Age: 32 • Engineering Executive Manager • Cenored, Namibia
“I remain inspired by anyone who defied the odds…”
Wayiti Silvester is no stranger to hardship. He lost his father at a very young age and being a first born he set the standard high for himself for academic excellence. This was primarily done to set a good example for his younger siblings. Those who know him will remember that he was a top achiever in high school and he continued to do so through his varsity years at the University of Capetown. This young leader has proven that it does not matter where you come from, all it requires is commitment and hard work and realizing that you have got the power to change your reality. Read our interview with this young leader below.
1. Take us a little back into your history and tell us where your drive for achievement began?
Probably this drive was as a result of the drive and encouragement I saw and experienced from both my parents;
My mother was not educated, but her outlook to strive for great achievement was remarkable and this challenged me. My father on the other hand always seemed to make the time for anything that he wanted to embark on;
Finally, I come from a not so well off family. I always wanted to change the status quo.
2. What challenges did you overcome in your childhood?
Challenges probably surfaced after the passing on of my father. At this stage, a lot of issues were experienced by the family; issues such as loss of shelter, living in old dilapidated shelter, limited funds. Seeing my mother endure all these difficulties was difficult. As a first born, my challenge was to reverse this, placing a lot of expectation on me.
3. At this point in your career, who inspires you and why?
I remain inspired by anyone who defied the odds…
4. Having such huge responsibilities at work, how do you manage your time to incorporate continuous learning?
The only way out I believe is the will and the right mentality. With no will, you will probably only keep singing that ‘there is no time’. But with the will, you will always make the time.
5. Where do you see yourself in the next 5 years?

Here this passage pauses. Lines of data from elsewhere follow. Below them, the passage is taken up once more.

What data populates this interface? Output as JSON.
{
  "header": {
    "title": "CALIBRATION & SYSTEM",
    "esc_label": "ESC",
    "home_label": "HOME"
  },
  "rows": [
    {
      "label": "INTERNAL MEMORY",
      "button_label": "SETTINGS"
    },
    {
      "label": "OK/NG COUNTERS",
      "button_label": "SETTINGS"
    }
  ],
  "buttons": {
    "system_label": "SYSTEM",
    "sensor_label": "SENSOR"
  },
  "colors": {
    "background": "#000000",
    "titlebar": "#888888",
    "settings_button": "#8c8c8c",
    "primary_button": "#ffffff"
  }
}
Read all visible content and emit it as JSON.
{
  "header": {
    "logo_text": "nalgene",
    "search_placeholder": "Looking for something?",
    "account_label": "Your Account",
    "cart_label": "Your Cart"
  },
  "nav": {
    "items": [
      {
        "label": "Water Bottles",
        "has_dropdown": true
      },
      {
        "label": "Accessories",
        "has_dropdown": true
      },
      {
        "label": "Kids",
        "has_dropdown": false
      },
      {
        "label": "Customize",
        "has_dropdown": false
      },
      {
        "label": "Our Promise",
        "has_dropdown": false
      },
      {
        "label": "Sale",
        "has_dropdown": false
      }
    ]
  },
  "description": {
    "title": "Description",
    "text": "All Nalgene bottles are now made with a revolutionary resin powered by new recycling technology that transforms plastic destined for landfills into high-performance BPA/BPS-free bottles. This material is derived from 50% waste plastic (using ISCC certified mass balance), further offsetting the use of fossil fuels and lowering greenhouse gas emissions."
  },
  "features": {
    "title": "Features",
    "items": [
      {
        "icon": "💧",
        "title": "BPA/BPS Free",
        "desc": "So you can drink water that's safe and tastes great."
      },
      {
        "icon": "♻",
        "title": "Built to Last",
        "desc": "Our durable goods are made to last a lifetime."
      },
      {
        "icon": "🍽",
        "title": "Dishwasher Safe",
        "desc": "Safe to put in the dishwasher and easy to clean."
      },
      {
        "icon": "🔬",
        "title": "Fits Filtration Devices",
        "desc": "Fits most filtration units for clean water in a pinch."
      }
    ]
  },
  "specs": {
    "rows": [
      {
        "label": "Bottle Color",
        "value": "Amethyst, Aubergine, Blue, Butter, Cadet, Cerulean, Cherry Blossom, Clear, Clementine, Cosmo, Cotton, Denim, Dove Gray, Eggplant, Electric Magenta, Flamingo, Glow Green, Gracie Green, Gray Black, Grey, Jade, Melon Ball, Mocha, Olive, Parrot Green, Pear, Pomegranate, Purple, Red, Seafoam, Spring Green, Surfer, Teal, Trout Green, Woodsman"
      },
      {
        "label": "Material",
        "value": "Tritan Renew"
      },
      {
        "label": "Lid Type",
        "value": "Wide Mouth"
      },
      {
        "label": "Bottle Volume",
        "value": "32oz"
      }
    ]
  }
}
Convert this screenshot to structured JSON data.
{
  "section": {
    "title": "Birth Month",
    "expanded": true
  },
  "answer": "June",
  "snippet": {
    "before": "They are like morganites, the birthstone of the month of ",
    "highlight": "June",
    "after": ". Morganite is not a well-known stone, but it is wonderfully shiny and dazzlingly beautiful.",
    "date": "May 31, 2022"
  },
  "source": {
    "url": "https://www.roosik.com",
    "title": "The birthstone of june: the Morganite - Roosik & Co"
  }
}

The list goes on. But I bet what is important is to be better than who I am today.
6. Take us back to your high school and varsity years, what strategies did you use to achieve your academic goals?
Only had one strategy. And that is to focus on the job at hand. In high school, the job at hand was books; at varsity, the job at hand was books. So it was a matter of knowing why I was sent to school or varsity and doing just that and doing other things when the time allowed.
7. What are your morning routines?
None. It depends from morning to morning. But mostly, prayer, singing some nice songs, and off I go.
8. What is the number one factor that has contributed to your growth?
Not believing in peer pressure.
9. What advice would you give to a young person considering electrical engineering as a career?
That they must be field oriented and not office oriented. A career in engineering is a good career indeed…I recommend it.